> Data:
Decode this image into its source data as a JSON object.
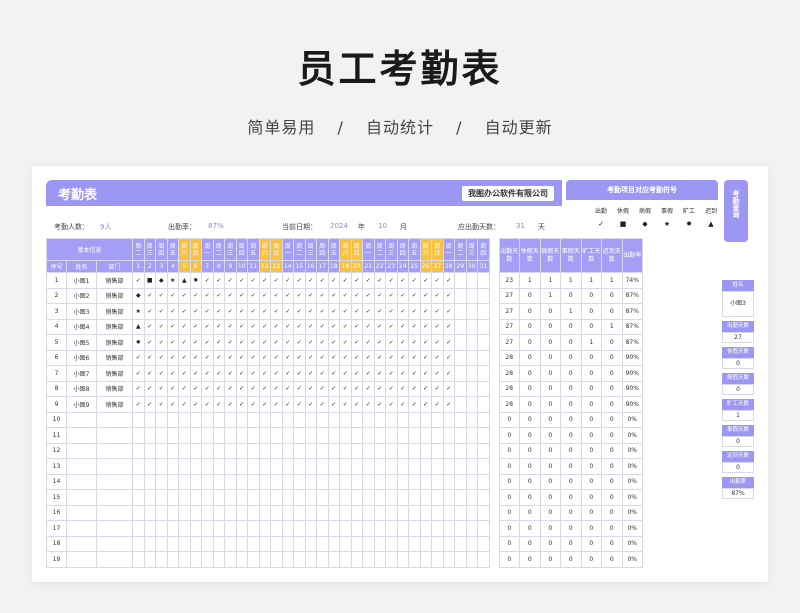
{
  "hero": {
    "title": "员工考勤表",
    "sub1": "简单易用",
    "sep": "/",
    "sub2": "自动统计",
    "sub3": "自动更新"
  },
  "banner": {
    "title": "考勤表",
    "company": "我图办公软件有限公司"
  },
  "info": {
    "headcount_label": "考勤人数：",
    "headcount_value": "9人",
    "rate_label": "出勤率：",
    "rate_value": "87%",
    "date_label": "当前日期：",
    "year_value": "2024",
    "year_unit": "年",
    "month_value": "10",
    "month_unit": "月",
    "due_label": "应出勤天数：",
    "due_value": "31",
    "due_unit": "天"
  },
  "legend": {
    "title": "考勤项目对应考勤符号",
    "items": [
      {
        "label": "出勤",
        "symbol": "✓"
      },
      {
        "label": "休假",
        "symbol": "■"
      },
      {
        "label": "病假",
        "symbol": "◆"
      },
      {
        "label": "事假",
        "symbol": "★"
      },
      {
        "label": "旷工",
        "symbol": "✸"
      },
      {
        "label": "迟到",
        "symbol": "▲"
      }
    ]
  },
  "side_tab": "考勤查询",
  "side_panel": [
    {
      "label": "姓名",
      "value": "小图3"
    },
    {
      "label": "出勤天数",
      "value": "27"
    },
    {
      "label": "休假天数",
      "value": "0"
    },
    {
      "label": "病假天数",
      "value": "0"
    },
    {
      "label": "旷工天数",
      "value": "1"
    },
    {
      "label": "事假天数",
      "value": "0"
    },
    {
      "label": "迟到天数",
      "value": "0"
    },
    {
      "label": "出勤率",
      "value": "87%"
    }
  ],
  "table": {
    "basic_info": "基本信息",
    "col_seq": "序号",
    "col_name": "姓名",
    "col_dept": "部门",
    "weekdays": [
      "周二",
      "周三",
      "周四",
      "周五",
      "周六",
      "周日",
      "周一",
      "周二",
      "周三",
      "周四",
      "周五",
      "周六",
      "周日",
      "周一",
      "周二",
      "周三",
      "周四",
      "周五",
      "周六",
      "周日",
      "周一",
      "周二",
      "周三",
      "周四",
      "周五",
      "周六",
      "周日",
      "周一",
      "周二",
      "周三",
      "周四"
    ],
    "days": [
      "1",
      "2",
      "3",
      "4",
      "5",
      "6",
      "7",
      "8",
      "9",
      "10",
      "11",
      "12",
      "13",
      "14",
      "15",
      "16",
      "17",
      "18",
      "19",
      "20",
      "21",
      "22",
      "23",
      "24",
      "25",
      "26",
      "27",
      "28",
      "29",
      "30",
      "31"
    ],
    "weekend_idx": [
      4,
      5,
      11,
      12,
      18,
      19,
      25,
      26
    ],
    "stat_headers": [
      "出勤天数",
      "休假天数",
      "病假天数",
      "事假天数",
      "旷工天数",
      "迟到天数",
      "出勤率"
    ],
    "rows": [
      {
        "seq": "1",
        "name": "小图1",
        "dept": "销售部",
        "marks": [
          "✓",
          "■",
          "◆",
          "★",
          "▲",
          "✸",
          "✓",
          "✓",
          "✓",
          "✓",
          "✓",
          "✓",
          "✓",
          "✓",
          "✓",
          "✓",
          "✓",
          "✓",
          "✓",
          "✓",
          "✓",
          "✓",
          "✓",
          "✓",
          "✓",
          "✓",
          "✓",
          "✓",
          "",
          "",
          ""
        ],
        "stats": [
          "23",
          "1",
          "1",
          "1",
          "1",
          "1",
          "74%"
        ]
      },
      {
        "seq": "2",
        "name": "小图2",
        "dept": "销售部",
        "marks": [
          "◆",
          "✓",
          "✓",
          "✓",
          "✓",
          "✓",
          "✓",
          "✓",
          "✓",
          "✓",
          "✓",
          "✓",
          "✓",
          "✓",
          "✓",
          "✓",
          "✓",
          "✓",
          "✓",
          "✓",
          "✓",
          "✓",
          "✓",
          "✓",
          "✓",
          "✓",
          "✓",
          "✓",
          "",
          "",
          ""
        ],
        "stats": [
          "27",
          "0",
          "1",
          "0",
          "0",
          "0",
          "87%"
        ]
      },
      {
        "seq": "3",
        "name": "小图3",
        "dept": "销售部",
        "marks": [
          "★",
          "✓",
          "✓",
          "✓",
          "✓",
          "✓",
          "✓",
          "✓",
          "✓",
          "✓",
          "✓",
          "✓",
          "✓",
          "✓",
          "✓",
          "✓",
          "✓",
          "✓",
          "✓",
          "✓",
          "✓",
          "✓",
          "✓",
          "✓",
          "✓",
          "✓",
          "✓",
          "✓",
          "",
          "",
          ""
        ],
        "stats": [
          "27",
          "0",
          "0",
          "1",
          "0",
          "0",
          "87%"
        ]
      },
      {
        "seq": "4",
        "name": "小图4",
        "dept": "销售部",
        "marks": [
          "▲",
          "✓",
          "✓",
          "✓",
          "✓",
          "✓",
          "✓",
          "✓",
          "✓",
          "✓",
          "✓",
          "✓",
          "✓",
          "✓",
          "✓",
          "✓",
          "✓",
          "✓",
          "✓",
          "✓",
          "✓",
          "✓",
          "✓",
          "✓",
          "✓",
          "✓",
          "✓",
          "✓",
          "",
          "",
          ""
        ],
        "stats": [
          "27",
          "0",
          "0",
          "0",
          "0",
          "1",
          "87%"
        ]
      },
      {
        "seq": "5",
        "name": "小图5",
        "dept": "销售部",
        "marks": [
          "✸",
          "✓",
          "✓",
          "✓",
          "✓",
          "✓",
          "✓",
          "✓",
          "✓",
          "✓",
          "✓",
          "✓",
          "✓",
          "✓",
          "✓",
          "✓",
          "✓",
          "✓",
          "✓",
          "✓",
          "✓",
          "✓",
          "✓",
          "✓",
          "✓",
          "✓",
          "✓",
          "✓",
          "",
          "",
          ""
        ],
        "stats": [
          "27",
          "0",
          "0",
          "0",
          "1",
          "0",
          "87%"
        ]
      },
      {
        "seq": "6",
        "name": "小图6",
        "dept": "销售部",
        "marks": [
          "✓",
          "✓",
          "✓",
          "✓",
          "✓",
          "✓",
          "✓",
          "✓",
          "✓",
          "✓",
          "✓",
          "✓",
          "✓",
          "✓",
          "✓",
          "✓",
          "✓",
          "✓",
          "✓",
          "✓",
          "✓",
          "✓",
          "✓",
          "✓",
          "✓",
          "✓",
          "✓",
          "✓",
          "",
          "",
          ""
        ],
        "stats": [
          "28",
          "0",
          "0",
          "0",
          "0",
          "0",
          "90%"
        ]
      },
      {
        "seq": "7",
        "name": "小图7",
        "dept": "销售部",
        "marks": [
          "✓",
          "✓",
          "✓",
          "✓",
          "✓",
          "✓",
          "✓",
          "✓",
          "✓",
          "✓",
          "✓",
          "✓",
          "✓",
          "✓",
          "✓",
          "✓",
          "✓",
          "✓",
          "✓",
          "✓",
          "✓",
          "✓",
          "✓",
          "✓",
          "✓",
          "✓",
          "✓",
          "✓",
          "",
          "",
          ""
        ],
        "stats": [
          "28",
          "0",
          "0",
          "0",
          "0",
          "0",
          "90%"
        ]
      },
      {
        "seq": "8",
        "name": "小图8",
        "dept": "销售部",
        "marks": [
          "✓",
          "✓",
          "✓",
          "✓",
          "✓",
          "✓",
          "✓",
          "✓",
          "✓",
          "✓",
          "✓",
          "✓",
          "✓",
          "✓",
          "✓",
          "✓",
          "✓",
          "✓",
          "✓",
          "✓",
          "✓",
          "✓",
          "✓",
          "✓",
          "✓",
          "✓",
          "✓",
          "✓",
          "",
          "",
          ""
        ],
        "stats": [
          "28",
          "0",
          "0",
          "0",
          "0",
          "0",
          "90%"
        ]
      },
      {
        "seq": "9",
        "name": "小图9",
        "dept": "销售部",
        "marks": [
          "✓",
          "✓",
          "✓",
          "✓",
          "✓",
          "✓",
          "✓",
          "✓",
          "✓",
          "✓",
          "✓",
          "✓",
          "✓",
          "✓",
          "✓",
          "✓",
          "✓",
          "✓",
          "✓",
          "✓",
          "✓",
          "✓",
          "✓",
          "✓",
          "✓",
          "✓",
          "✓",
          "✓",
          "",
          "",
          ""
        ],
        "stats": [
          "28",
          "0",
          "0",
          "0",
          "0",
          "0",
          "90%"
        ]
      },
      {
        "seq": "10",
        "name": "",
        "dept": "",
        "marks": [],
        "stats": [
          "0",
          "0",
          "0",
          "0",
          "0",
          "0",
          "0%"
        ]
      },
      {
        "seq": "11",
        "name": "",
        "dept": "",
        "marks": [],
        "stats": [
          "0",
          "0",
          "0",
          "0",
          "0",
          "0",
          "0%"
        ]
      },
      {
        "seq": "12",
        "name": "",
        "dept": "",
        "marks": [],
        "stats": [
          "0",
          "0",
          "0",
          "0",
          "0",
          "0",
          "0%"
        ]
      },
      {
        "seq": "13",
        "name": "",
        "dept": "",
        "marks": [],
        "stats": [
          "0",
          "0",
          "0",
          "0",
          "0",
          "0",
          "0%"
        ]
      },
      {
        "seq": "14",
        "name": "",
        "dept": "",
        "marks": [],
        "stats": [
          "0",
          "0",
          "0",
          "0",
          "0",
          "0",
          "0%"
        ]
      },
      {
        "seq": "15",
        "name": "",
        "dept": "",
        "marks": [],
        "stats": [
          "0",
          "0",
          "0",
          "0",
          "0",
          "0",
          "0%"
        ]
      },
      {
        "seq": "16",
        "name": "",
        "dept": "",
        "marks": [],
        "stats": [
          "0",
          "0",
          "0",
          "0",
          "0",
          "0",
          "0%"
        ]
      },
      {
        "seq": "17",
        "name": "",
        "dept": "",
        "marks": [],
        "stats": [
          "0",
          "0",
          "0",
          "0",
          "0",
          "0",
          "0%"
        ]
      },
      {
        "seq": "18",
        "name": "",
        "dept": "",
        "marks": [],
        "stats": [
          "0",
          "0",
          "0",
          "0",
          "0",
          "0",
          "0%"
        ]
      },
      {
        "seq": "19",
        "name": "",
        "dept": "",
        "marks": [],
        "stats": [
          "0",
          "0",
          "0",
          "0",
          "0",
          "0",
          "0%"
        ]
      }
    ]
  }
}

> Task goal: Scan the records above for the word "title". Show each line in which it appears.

> Answer area:
    "title": "员工考勤表",
    "title": "考勤表",
    "title": "考勤项目对应考勤符号",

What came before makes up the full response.